Task:
Reduce the material below to its lines containing "测试试卷".
Data provided START
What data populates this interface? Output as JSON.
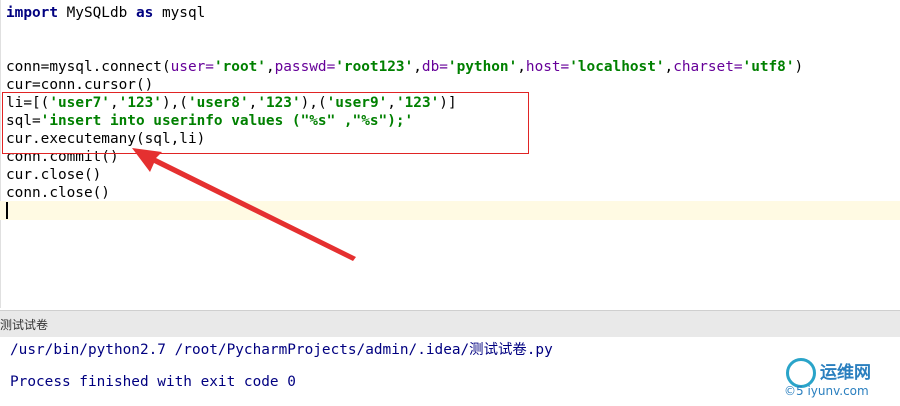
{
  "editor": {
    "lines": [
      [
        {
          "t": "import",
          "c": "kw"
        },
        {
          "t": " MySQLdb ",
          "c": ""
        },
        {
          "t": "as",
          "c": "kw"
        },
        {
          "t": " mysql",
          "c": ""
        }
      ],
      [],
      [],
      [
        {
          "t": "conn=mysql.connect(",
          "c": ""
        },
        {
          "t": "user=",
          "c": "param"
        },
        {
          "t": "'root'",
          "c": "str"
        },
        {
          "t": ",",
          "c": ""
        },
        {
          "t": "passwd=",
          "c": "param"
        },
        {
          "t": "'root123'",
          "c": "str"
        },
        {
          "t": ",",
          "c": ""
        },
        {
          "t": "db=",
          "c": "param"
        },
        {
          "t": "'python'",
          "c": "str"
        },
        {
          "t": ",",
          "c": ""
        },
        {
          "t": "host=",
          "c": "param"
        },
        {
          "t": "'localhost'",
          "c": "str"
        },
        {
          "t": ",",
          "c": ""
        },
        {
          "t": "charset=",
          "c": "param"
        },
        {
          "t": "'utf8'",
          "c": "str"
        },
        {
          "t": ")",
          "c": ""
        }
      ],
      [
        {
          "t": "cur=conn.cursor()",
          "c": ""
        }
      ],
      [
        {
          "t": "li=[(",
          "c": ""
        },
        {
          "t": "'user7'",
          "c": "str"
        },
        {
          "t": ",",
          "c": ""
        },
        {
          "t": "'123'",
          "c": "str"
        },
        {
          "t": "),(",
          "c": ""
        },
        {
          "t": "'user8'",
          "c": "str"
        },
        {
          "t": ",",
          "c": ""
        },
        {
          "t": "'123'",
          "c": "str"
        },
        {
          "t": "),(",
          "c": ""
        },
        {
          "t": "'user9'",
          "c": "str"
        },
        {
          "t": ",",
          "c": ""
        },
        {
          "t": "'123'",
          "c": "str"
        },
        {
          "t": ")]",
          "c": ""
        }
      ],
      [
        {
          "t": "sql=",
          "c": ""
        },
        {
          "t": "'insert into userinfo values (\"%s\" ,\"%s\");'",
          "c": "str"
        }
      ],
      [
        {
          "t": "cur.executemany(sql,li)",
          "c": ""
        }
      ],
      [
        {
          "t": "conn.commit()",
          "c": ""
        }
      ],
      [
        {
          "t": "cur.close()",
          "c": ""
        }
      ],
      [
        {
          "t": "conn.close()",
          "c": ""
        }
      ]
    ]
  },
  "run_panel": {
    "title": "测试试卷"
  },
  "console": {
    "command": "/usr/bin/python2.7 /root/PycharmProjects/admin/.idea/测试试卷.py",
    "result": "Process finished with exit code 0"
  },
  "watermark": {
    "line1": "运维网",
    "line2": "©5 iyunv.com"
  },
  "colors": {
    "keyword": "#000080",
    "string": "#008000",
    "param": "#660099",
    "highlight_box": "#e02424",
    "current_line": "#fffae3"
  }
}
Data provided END
Expected output:
    "title": "测试试卷"
    "command": "/usr/bin/python2.7 /root/PycharmProjects/admin/.idea/测试试卷.py",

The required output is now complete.